Here’s the same function in Haskell, using the Num
typeclass:
mult :: Num a => a > Float > Float
mult a b = a * b
Here’s what ghc
says about it:
Mult.hs:2:16: error:
• Couldn't match expected type ‘a’ with actual type ‘Float’
‘a’ is a rigid type variable bound by
the type signature for:
mult :: forall a. Num a => a > Float > Float
at Mult.hs:1:136
• In the second argument of ‘(*)’, namely ‘b’
In the expression: a * b
In an equation for ‘mult’: mult a b = a * b
• Relevant bindings include
a :: a (bound at Mult.hs:2:6)
mult :: a > Float > Float (bound at Mult.hs:2:1)

2  mult a b = a * b
 ^
So going back to the original question:
This affects both Haskell and Elm equally, regardless of typeclasses, because both languages use HindleyMilner type unification rather than subtyping.
Type unification lets you take a number > number > number
(in Elm) or Num a => a > a > a
(in Haskell) function and apply it with a Float
for either argument, but it still considers a number > Float > Float
function typeincompatible with a number > number > number
one (and likewise, it considers a Num a => a > Float > Float
function typeincompatible with Num a => a > a > a

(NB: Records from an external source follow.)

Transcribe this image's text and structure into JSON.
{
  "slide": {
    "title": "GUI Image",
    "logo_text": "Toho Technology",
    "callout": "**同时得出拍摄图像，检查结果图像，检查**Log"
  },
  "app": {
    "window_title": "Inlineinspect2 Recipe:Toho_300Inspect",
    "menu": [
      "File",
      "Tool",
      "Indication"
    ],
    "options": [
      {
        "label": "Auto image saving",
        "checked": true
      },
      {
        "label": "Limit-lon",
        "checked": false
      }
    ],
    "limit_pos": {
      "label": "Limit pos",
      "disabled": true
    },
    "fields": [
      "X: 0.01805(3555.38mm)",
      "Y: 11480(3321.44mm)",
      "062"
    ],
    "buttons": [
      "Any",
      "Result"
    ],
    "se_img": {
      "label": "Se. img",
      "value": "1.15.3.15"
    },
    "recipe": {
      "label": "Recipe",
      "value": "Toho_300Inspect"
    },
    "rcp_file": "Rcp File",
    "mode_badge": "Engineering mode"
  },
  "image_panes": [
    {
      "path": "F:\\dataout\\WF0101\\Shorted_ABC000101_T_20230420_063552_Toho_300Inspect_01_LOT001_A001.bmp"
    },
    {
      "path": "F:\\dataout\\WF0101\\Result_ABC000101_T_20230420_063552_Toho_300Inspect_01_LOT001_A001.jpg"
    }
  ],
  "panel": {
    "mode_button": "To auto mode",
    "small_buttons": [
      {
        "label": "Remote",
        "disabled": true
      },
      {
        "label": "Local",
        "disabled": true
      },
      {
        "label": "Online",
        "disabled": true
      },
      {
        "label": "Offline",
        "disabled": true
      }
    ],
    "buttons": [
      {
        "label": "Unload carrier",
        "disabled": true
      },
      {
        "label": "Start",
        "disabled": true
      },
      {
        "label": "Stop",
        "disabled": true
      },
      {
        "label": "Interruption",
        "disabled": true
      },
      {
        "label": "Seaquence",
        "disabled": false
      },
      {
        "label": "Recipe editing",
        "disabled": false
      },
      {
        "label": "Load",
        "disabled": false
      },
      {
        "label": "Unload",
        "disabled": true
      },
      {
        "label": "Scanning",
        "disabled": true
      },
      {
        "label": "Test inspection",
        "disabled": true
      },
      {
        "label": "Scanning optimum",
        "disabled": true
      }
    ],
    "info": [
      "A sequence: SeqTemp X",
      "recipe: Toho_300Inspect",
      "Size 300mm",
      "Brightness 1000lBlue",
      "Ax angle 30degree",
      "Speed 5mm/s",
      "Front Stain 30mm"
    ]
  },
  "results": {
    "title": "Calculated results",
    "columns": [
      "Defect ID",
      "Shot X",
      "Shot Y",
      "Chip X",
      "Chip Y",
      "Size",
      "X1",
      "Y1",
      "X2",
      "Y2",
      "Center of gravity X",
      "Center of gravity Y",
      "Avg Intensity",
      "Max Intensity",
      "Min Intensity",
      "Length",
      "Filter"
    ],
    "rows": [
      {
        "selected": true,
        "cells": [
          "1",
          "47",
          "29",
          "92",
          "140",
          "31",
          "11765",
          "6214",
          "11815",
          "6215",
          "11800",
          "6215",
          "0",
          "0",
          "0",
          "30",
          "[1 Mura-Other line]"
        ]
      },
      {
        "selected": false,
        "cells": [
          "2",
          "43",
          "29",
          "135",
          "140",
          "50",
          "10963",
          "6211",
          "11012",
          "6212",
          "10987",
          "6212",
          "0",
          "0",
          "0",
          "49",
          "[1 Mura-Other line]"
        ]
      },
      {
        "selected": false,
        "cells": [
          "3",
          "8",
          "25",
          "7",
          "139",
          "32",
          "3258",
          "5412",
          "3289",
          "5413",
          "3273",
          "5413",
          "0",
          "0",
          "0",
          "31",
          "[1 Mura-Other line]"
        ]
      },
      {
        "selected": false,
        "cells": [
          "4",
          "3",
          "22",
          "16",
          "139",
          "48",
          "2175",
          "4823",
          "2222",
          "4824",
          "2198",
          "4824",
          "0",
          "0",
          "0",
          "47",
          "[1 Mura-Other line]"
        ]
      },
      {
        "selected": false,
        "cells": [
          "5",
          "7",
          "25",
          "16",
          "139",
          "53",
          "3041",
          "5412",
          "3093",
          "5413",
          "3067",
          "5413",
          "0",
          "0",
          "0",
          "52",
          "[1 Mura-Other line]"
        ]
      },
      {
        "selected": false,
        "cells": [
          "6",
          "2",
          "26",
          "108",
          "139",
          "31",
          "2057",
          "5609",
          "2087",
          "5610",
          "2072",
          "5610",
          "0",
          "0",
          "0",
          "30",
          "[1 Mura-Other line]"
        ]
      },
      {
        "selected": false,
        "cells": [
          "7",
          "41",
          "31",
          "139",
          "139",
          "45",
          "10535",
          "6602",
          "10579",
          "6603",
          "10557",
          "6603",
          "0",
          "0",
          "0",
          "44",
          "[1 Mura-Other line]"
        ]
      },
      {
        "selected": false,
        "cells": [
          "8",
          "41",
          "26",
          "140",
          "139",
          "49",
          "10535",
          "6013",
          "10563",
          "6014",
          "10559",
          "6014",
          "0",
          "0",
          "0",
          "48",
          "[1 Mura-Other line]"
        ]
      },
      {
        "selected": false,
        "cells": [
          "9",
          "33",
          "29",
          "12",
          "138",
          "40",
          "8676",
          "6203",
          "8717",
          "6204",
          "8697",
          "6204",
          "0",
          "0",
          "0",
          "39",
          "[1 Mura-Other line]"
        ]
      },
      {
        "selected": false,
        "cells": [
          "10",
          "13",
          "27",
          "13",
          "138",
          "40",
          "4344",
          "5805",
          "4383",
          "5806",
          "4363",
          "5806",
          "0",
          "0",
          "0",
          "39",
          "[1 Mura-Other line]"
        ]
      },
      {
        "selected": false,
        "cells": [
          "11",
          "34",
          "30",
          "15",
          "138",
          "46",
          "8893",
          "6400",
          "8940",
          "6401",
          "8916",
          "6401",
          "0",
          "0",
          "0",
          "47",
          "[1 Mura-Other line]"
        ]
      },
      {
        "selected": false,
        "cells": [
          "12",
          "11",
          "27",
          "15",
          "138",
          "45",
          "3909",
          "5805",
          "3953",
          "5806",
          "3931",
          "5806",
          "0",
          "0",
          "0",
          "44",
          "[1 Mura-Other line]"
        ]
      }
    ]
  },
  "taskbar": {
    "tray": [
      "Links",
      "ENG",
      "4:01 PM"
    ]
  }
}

). Subtyping could change that, but allowing subtyping would seriously degrade compile times in either language.
Typeclasses don’t help here!